*What you are asked to do*:
All lines with the word "Services" in the material below are required.

---

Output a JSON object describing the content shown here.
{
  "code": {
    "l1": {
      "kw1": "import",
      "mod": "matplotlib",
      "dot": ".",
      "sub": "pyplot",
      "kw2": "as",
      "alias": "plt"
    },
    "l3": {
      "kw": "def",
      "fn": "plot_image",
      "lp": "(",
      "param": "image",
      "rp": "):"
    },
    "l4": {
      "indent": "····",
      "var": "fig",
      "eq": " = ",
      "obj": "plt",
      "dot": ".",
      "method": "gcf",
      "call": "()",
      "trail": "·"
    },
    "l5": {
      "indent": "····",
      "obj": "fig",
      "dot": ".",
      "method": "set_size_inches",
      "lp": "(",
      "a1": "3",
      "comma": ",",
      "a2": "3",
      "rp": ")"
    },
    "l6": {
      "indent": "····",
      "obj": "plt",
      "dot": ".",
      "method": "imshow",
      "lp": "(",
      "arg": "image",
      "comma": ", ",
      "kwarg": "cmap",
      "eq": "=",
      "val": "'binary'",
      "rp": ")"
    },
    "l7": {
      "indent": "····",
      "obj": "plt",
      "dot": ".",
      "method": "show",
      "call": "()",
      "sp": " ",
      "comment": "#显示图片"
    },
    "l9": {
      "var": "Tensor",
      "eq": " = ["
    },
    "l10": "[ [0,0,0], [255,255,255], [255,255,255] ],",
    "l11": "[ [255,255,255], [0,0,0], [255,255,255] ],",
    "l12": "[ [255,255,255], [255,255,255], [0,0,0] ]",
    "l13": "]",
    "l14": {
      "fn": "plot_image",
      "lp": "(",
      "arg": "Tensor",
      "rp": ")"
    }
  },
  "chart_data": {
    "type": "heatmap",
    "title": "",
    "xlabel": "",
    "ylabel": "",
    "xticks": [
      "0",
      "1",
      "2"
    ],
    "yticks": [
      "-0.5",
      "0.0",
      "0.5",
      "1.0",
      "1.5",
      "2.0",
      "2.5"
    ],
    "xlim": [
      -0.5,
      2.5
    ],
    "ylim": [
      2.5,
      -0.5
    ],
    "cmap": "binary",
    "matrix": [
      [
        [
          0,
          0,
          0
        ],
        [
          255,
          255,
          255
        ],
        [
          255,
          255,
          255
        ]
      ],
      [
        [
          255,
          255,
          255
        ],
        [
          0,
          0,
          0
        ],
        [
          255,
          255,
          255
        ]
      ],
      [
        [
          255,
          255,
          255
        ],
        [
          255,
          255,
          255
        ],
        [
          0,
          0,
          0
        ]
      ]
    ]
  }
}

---

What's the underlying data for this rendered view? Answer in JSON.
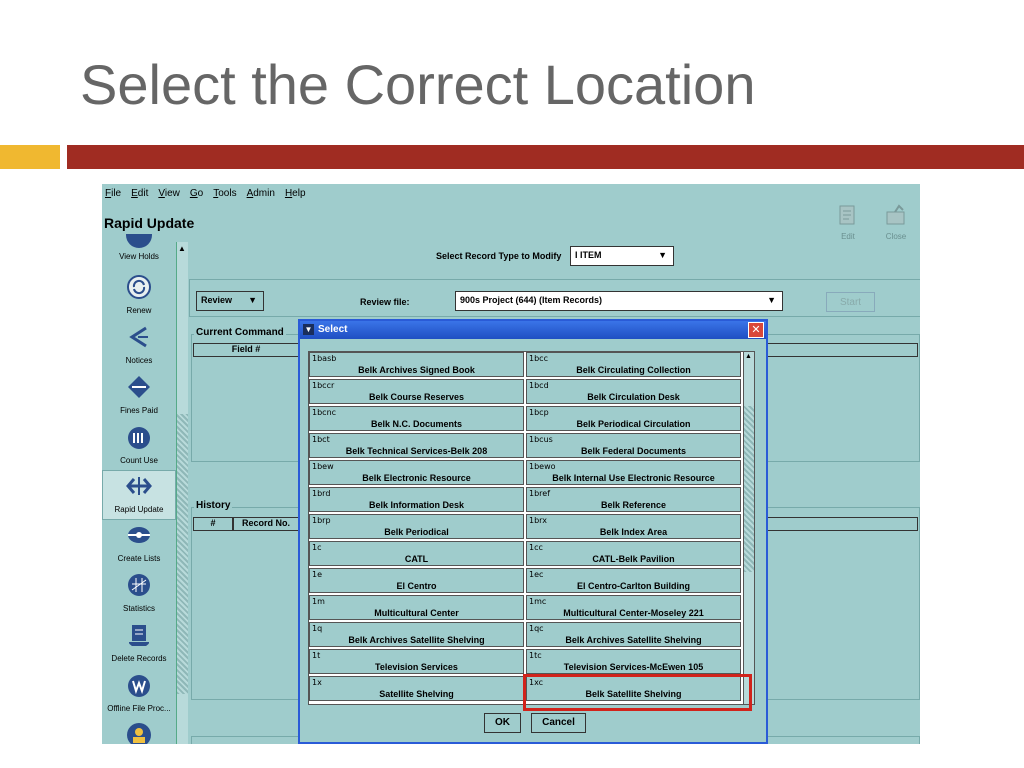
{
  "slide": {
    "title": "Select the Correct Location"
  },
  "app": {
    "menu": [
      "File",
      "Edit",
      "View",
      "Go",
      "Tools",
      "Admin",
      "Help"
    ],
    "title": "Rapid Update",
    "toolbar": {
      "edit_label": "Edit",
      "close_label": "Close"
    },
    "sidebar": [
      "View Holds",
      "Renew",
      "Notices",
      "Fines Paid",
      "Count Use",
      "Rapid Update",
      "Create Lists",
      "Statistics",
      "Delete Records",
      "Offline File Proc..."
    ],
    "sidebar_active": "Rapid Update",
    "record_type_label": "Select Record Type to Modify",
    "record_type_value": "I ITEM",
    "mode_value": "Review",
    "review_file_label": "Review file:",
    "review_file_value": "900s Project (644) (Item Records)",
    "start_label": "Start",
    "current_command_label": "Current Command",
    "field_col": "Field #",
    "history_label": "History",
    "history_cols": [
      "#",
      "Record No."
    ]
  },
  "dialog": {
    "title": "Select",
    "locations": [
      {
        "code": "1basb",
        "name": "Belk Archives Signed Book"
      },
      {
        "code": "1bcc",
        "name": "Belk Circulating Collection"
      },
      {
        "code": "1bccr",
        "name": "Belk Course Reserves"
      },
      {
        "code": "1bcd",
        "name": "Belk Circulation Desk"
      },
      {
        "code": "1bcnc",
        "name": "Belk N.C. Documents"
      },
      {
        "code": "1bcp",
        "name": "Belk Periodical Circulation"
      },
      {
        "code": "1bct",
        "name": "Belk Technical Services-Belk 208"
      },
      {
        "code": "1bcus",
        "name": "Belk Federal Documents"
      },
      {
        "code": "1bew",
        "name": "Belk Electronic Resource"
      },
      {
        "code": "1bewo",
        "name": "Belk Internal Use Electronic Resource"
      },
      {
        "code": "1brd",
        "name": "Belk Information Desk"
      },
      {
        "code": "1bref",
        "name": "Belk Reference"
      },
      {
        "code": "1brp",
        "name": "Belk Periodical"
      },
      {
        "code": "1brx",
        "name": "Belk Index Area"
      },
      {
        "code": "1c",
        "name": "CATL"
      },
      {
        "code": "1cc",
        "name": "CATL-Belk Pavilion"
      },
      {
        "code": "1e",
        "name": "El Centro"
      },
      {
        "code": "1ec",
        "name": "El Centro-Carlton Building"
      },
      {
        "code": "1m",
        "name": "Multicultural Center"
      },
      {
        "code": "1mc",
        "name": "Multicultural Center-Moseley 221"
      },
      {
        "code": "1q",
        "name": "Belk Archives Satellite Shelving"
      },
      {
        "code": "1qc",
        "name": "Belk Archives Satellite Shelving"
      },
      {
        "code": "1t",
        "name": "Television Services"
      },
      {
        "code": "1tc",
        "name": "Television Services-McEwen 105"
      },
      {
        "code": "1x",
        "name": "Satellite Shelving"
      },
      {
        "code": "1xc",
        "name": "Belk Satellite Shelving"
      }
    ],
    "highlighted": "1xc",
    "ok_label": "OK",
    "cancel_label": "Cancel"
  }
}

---

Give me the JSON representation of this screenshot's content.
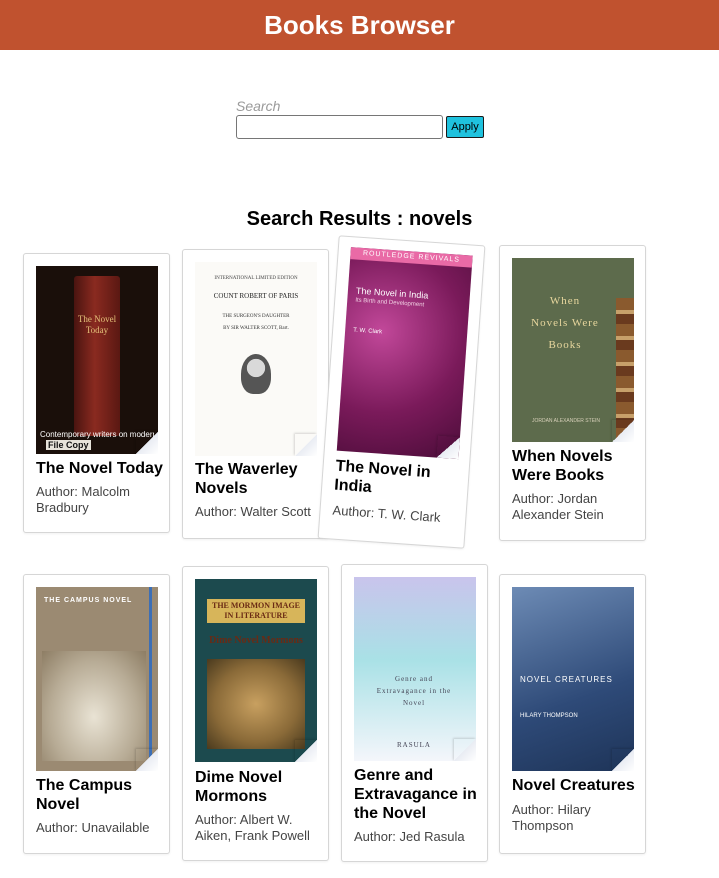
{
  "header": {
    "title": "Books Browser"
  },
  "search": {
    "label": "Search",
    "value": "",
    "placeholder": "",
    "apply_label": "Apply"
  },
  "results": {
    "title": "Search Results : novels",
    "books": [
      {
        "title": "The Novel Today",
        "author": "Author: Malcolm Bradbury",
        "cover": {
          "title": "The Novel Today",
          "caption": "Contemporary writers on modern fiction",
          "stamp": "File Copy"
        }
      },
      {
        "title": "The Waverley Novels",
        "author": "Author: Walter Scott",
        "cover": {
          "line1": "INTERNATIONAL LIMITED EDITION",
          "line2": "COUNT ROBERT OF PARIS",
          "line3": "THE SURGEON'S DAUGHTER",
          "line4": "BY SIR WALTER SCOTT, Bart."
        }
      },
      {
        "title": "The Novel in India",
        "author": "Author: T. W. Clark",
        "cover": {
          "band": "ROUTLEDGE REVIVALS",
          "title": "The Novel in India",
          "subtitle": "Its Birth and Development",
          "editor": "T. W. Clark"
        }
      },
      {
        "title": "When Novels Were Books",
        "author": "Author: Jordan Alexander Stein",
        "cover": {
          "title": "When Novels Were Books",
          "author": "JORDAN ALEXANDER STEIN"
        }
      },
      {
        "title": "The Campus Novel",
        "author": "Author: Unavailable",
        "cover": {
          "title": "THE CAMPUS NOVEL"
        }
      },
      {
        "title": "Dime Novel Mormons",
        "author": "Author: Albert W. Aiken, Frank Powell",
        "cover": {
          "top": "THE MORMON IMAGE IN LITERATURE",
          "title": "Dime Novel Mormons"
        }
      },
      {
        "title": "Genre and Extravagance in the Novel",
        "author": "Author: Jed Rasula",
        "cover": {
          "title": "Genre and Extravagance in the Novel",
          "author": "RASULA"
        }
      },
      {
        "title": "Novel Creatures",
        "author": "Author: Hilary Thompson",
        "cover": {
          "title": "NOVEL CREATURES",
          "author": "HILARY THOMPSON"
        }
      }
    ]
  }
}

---

*Your response*:
        "name": "Belk Technical Services-Belk 208"
        "name": "Television Services"
        "name": "Television Services-McEwen 105"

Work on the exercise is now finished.